“The first day we were in a gravel pit down in Alabama that was real tough to get to,” said Dupler, a BFL veteran. “The second day (the Alabama Corps of Engineers) pulled the water, and we had to leave within an hour. Yesterday the cold front moved in, and it was tough for everybody.”
Dupler, who counts Mize’s parents as longtime friends, said he contemplated Friday night about how he might be able to take the lead away from his young buddy.
“I sat there and thought about how to catch little Mize, and I thought, ‘I’m going to need a big sack,’” he said.
Indeed, Dupler went for broke today and fished only for big bites, and he got them. He threw a 1/4-ounce jig all day and used a custom-built rod made by a friend to catch his bass. Although he had to drive through extremely shallow water to get to his spot – he estimates it was 1 foot or less for about a hundred yards – he actually fished in about 6 feet of water, which is about as deep as it gets.
“I’m just an old man that’s happy,” he said.
Harrell, Hudnall score top-fives
Biloxi pro Bobby Harrell scored his first top-10 finish this week and ended the tournament in fourth with a two-day total of 13 pounds, 6 ounces. Tommy Hudnall of Prattville, Ala., also earned his first top-10 and finished fifth with 12 pounds, 9 ounces over two days.
Best of the rest
Rounding out the top 10 pros on the Columbus Pool:
6th: Sam Newby of Pocola, Okla., five bass, 11-6
7th: Ramie Colson Jr. of Cadiz, Ky., six bass, 8-10
8th: Chris Bowers of Pearl, three bass, 4-14
9th: Scott Hoing of Diana, Texas, one bass, 2-4
10th: Greg Ingram of Owasso, Okla., one bass, 1-7
Colson gets a ride
Opening-round leader Ramie Colson Jr. of Cadiz, Ky., finished the tournament in seventh place with a two-day total of 6 pounds, 2 ounces. After a day plagued with motor trouble, Colson benefited from some Good Samaritan actions by fellow pro Jim Tutt.
“I had motor problems and I couldn’t reach (rooming partner) Russ Moran,” Colson said. He then called the tournament director who hooked him up with Tutt, who had remained in town to work the Evinrude booth at the weigh-in site.
“Jim got there and brought a boat to me,” Colson said. “I offered money to him and he wouldn’t take it. It just killed me that I couldn’t get to my fish today.”
Colson was making a two-lock run south but couldn’t make it due to the motor trouble and pesky lock schedule.
“It was 10:45 before I made my first cast,” he said. “My mom, dad, wife and son came down to see me. I didn’t win, but I made the top 10.”
More EverStart action

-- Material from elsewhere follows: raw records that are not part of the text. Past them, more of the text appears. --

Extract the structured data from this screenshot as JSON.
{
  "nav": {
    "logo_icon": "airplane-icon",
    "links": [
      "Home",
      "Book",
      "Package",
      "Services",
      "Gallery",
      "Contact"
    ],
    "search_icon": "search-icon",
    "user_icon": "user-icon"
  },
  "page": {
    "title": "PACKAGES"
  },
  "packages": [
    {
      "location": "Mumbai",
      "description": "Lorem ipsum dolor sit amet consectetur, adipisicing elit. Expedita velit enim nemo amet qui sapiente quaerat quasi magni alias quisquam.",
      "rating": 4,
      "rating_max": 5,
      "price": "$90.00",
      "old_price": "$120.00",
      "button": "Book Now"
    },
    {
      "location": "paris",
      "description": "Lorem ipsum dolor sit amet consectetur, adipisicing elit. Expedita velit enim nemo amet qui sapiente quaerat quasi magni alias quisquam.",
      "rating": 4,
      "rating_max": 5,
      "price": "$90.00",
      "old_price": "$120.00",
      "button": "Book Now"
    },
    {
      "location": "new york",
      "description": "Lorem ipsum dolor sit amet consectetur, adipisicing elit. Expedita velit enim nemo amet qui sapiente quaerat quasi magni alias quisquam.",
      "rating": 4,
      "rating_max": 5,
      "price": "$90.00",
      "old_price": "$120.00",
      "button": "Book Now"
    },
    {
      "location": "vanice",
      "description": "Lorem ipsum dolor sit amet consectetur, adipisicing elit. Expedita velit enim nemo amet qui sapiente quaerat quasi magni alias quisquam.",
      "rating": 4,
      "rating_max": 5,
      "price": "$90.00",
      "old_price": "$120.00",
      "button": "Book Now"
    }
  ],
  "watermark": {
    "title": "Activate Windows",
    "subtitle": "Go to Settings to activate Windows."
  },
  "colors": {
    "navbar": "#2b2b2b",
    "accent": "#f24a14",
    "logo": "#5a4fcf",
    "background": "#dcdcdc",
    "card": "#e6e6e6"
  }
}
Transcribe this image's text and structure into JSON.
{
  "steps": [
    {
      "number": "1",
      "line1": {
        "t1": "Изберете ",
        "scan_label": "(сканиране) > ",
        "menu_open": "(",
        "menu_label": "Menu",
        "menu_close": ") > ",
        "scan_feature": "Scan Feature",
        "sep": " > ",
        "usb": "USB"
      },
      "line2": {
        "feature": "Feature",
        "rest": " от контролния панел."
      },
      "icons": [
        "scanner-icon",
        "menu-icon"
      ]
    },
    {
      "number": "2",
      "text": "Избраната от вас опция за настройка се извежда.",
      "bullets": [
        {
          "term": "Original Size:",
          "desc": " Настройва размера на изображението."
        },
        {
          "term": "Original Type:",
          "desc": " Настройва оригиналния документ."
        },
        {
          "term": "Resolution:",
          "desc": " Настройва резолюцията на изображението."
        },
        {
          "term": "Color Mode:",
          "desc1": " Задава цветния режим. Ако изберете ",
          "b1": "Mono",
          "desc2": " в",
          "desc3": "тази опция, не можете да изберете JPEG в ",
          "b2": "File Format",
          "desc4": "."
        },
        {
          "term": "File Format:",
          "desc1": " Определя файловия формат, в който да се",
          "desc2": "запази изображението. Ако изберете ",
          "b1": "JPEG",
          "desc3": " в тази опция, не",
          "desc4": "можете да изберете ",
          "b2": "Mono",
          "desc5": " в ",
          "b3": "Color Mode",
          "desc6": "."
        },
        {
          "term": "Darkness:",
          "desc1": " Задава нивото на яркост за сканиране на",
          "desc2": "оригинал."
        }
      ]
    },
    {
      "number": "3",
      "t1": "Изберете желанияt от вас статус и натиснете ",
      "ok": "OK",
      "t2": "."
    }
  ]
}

The EverStart Series Central Division will next visit Lake of the Ozarks in Osage Beach, Mo., April 20-23.
The next EverStart Series stop is a Western Division event on Lake Mead near Henderson, Nev., April 6-9.